In closing, here is the one passage that really jumped out at me, from Green's presentation:
"What makes this consideration particularly important is that both Scripture and history teach us that the human heart is 'deceitful above all things' (Jer 17:9 TNiv) and idolatrous. As church history makes painfully obvious, the easiest thing in the world for us fallen creatures to do is to convince ourselves we are following Christ while we are in fact following Caesar, our nation, our culture or some such thing, and to unconsciously (or consciously) revise our understanding of Christ to conveniently accommodate this idolatry."
I am trying to figure out why. Was it because my professors didn't know about it? Or possibly they did know about it, but didn't think it was worth mentioning. Either way, it kind of ticks me off, because after reading this book, I believe that the Christus Victor view is correct. Why did nobody ever at least mention it or bring it up in class?
Oh well, I've learned about it now, thanks to this excellent book edited by Jamed Beilby and Paul Eddy. This book presents four views on the atonement (which are not all the possible views).

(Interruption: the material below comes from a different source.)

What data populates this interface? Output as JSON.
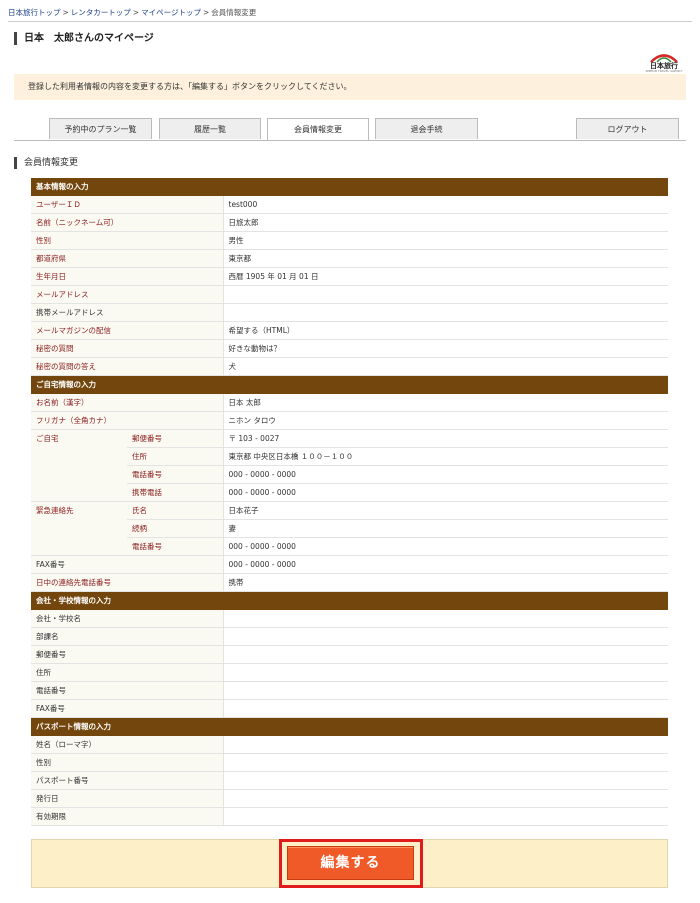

The introduction points out that there are three main paradigms that guide atonement perspectives. The first paradigm is the Christus Victor paradigm, which is Satanward in its approach so that Jesus is seen to be fighting against and triumphing over the devil and his works. The second paradigm is Godward in its focus so that the work of Christ on the cross is said to satisfy or appease something within the nature and character of God. The third paradigm is manward in focus so that the work of Christ is thought to accomplish something for humanity. All of the various theories about the atonement fall into one of these paradigms, and this book chose four theories to consider.
This, of course, is the main weakness of this book (and all "Four View" books), for the reader may not recognize that there are more than four views on the atonement. Regardless, the four views chosen were as follows.
The Christus Victor view, explained and defended by Gregory Boyd, essentially sees that Jesus came to destroy the devil's work.
The Penal Substitution view, explained and defended by Thomas Schreiner, argues that sin has a penalty, and on the cross, Jesus bore that penalty for all mankind.
The Healing view, explained and defended by Bruce Reichenbach, says that the cross of Christ was intended to restore all creation and relationships to their rightful role within God's design
Finally, the Kaleidoscopic view, explained and defended by Joel Green, argues that on the cross, Jesus did something significant within each of the three paradigms listed above.
The reason I ended up siding with the Christus Victor view is because of how it presents God in light of Jesus Christ. Jesus reveals the Father to us, and in Jesus we do not see a God who is out to get us, who is just waiting to pounce on every sin, and who must exact bloody revenge for every slight against His holy character. And while it is certainly true that there are negative consequences for sin, and far-reaching implications for restoration and liberation within the cross of Christ for all mankind, the central reason Jesus went to the cross, it seems, is because Satan demanded it, and in so doing, Jesus defeated and triumphed over the devil. It is not God who is bloodthirsty and legalistic, but Satan. It is not the wrath of God that must be appeased, but the wrath of the law by which Satan screams for justice! So Jesus gave Satan "justice" and in so doing, destroyed the devil's works.
I am certain I am explaining this poorly, but then, I just now learned of this view!